That sweetness at the highest level is seen in the dealings between Radha and Krishna, or the energy of God and God Himself. To reach that topmost level of devotion is the ideal goal, and the beginning steps in climbing the ladder of progression flow through devotion to the lotus feet of Krishna. As it leads to the ideal end, devotion itself is the greatest opulence, and in the above referenced verse from the Shri Kunja-vihary-astakam we learn one way to receive that opulence.
As a saint engaged in devotional service twenty-four hours a day, a person who already possessed that greatest opulence, Rupa Gosvami composed songs in praise of Krishna, with one of them relating to His playful sports in the Vrindavana forest. That play is madhurya, or sweet, and the sweetness descends to the recipient through hearing. Just hearing those pastimes in a humble attitude, without envy, is enough to get the great gift of devotion to Krishna.
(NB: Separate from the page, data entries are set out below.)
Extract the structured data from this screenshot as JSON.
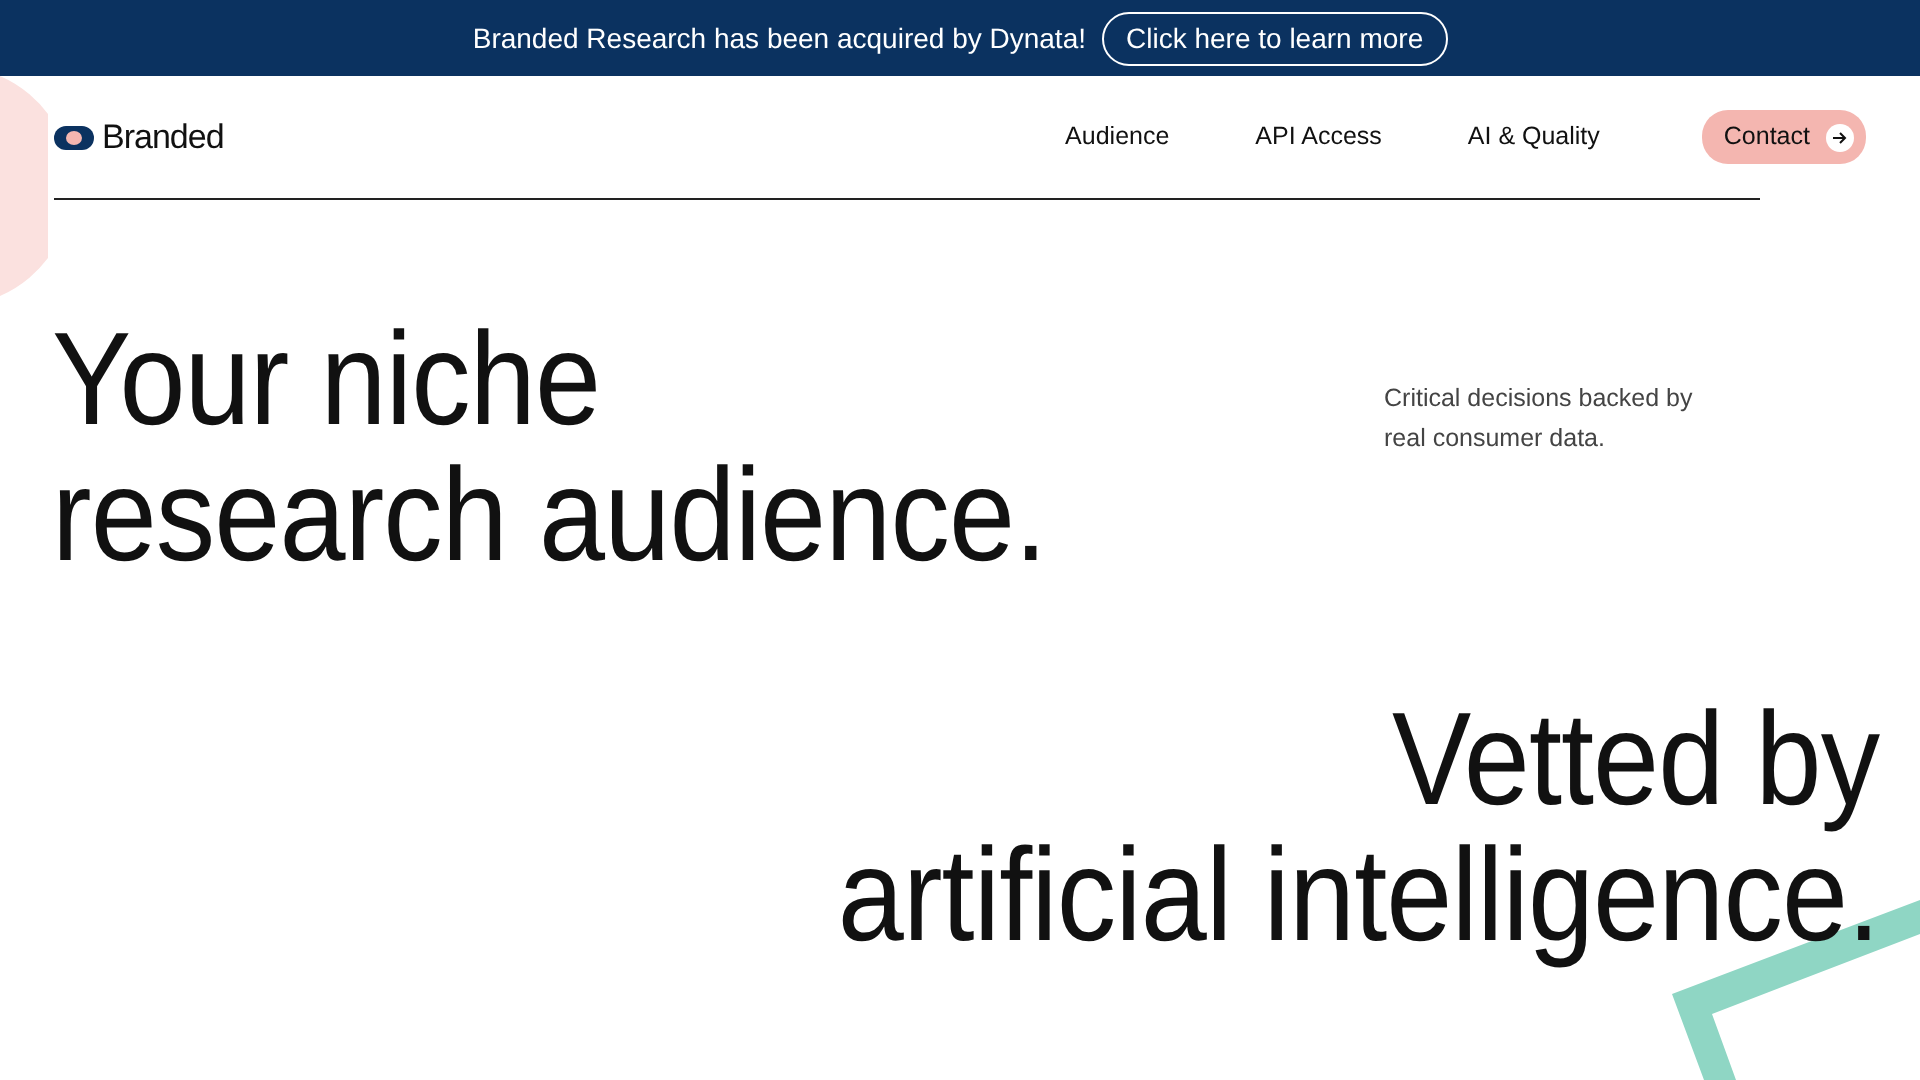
{
  "banner": {
    "text": "Branded Research has been acquired by Dynata!",
    "link": "Click here to learn more"
  },
  "nav": {
    "logo": "Branded",
    "links": [
      "Audience",
      "API Access",
      "AI & Quality"
    ],
    "contact": "Contact"
  },
  "hero": {
    "headline": [
      "Your niche",
      "research audience."
    ],
    "tagline": "Critical decisions backed by real consumer data."
  },
  "second": {
    "headline": [
      "Vetted by",
      "artificial intelligence."
    ]
  }
}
That devotion brings an endless engagement. One can worship even while sleeping, so there is no question of boredom. Devotion to Krishna’s lotus feet soon becomes the primary engagement, and so the devotee juggles their responsibilities in accordance with that engagement. Keeping the ultimate goal in mind, they automatically learn how to manage the rest of their life. They are only after tasting the sweetness of Krishna’s association. And the greatest tool they have in their arsenal to protect against the attacking forces of the temporary material nature is the sound vibration of Krishna’s holy name, which can be constantly produced through chanting, “Hare Krishna Hare Krishna, Krishna Krishna, Hare Hare, Hare Rama Hare Rama, Rama Rama, Hare Hare”.
Provisions to the poor you’ll give,
So that in starvation won’t have to live.
Better if how to work they can know,
Through effort their own fruits to grow.
But the effect on the soul is the real test,
Thus Vaishnava considers another gift the best.
Fortune is devotion to Shri Krishna’s lotus feet,
Gives birth to unending nectar so sweet.
Rupa Gosvami’s words hear and learn,
And Radha and Krishna’s mercy earn.